Can Fot1 elements be used in other species? The extraordinary utility of transposons as tools for genome manipulation in plants, Drosophila, and nematodes leads one to imagine what might be achieved in filamentous fungi in similar ways. The phenotypic excision assay developed to monitor transposition excision in F. oxysporum, which consists of an autonomous Fot1 element inserted into an intron of the niaD gene, rendering it inactive until the element is excised, can be directly applied to different fungal species in which nia- mutants are available. The fact that these nia- mutants can easily be recovered through their resistance to chlorate (Cove 1976; Daboussiet al. 1989) provides the possibility to test their activity in many heterologous species.

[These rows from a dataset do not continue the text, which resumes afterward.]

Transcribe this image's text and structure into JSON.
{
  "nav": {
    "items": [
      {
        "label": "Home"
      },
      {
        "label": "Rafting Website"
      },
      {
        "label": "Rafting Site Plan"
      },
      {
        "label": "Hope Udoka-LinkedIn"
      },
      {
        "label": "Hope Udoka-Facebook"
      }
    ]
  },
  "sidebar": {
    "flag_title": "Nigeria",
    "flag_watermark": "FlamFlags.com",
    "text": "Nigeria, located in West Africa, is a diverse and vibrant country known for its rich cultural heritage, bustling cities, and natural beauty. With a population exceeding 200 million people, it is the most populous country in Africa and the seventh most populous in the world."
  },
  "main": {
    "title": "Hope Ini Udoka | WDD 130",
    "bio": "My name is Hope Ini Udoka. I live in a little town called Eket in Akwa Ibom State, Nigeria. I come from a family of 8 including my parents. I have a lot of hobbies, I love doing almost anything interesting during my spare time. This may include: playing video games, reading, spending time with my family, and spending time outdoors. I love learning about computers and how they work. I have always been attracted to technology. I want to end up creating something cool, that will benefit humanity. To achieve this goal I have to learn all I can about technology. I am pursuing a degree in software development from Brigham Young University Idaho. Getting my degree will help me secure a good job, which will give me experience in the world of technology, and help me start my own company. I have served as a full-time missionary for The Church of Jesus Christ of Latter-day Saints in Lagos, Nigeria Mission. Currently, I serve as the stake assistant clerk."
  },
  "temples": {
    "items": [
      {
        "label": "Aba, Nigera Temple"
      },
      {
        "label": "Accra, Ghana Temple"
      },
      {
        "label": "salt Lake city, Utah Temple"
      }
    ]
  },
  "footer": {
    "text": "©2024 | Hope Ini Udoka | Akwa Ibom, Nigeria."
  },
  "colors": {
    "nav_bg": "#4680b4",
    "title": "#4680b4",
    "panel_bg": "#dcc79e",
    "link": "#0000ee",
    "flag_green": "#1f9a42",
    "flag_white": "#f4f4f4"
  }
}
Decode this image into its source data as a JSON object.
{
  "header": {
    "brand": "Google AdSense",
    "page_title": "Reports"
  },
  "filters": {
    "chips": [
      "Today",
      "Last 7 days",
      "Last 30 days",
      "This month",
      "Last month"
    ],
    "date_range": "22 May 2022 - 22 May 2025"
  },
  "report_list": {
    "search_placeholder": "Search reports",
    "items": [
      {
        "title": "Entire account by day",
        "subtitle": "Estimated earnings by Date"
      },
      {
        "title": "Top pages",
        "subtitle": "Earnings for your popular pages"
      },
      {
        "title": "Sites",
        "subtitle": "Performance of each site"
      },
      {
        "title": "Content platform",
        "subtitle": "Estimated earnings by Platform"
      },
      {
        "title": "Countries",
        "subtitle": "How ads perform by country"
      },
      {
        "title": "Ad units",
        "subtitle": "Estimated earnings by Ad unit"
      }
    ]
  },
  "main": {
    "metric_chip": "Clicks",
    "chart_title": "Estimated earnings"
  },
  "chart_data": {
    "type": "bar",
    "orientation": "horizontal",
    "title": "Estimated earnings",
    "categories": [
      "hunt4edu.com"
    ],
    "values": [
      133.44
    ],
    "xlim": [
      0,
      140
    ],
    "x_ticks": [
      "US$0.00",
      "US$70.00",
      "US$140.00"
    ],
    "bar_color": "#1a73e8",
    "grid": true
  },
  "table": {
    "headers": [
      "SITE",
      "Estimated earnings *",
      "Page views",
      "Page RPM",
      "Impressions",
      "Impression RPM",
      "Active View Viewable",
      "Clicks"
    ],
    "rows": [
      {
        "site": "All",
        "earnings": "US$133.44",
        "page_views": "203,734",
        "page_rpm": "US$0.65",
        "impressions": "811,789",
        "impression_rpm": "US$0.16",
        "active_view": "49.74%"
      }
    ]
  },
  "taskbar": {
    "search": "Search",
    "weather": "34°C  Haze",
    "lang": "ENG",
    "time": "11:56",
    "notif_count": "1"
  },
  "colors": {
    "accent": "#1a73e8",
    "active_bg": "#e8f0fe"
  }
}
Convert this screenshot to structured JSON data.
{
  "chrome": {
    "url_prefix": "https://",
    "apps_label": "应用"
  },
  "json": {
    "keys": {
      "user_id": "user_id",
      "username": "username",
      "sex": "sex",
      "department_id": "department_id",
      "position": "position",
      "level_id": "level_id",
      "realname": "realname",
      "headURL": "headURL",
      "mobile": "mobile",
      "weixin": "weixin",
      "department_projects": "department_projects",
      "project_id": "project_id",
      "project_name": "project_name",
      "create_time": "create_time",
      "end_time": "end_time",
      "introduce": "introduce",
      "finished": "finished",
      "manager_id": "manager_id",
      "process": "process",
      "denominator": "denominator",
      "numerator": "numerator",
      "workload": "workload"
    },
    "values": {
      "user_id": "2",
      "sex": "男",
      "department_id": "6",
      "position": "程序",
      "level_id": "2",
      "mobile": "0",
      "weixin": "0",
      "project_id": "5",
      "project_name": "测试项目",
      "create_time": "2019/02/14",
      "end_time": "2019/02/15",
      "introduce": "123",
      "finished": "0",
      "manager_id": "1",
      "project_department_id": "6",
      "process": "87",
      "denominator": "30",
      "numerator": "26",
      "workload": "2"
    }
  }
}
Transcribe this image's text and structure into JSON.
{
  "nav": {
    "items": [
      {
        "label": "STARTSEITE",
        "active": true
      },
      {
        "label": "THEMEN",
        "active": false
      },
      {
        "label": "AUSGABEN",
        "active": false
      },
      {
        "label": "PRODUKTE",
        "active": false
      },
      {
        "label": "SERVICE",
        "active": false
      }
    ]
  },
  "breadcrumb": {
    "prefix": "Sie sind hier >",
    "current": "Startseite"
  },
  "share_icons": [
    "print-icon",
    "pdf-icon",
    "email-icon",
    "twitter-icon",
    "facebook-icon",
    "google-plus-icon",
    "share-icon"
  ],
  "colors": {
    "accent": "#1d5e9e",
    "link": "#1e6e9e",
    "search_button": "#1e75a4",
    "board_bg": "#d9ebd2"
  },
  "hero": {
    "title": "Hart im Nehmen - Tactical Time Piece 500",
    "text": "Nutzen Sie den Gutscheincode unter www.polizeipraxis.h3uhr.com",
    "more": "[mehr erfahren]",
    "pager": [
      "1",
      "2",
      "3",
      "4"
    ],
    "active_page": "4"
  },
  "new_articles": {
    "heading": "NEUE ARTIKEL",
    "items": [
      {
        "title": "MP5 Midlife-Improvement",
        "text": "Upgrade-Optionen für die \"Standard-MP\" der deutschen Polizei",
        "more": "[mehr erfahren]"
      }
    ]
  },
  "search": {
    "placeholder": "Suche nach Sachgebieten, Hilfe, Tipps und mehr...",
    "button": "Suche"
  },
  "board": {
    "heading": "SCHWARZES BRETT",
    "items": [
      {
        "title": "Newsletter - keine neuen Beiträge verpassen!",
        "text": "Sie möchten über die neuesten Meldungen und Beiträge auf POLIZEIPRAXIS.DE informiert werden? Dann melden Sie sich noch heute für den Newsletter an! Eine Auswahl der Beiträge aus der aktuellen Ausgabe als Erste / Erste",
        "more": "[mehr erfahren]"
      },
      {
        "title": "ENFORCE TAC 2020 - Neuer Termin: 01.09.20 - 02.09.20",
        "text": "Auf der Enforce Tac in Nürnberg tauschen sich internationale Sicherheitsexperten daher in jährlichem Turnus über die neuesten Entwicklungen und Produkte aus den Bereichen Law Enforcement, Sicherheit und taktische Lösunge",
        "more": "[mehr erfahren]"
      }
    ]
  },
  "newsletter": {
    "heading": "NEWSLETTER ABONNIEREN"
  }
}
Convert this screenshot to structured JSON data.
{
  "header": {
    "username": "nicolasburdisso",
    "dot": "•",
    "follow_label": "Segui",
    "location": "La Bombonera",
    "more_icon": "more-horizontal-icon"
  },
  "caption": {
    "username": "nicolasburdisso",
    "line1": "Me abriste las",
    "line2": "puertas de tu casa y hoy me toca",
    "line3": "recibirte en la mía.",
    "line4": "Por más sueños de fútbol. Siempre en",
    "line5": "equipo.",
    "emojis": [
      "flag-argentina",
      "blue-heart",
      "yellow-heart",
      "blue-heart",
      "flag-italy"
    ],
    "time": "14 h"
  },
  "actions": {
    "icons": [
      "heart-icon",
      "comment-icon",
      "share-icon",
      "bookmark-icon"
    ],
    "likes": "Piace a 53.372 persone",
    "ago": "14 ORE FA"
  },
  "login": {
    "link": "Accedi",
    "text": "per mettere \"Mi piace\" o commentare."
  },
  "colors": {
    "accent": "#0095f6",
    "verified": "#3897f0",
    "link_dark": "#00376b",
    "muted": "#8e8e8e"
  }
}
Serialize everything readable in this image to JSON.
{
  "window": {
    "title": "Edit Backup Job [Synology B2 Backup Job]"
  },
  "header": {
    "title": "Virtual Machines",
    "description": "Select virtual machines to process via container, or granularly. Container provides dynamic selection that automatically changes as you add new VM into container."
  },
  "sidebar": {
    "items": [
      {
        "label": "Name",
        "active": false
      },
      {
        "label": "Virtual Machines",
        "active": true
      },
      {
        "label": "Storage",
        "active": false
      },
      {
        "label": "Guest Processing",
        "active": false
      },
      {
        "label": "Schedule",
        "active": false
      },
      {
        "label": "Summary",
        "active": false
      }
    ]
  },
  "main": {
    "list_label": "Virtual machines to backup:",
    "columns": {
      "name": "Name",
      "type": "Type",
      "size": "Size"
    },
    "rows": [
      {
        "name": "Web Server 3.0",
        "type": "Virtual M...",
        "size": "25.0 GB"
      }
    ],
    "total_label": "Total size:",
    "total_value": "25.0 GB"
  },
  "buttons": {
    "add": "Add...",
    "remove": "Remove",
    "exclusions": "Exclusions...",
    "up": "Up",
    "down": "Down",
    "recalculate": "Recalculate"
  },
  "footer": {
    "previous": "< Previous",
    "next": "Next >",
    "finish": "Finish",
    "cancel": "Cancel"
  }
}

Finally, the fact that Fot1-like elements have recently been discovered in different species of Ascomycetes, such as Magnaporthe grisea (Kachrooet al. 1994; Farmanet al. 1996), Aspergillus niger (Nyyssönenet al. 1996), A. nidulans (R. Prade, personal communication), Botrytis cinerea (Leviset al. 1997), N. crassa (Margolin et al. 1995), and Cochliobolus carbonum (Panaccioneet al. 1996) suggests that the host factors required for Fot1 transposition in these species should be present. This might be achieved either by checking for transposition or by transactivation of defective endogenous Fot1-like elements.
We thank Steven Langrell for constructing some plasmids and Dr. Masayuki Nozue for participating in the IPCR experiments. We also thank Charles White and Philippe Silar for helpful comments on the manuscript. Part of this research was supported by funds from the Centre National de la Recherche Scientifique (URA 2225). Q.M. and F.K. acknowledge the receipt of a fellowship under Human Capital and Mobility Project ERBCHRXCT930244.
Communicating editor: M. J. Simmons
- Received July 10, 1998.
- Accepted November 20, 1998.
- Copyright © 1999 by the Genetics Society of America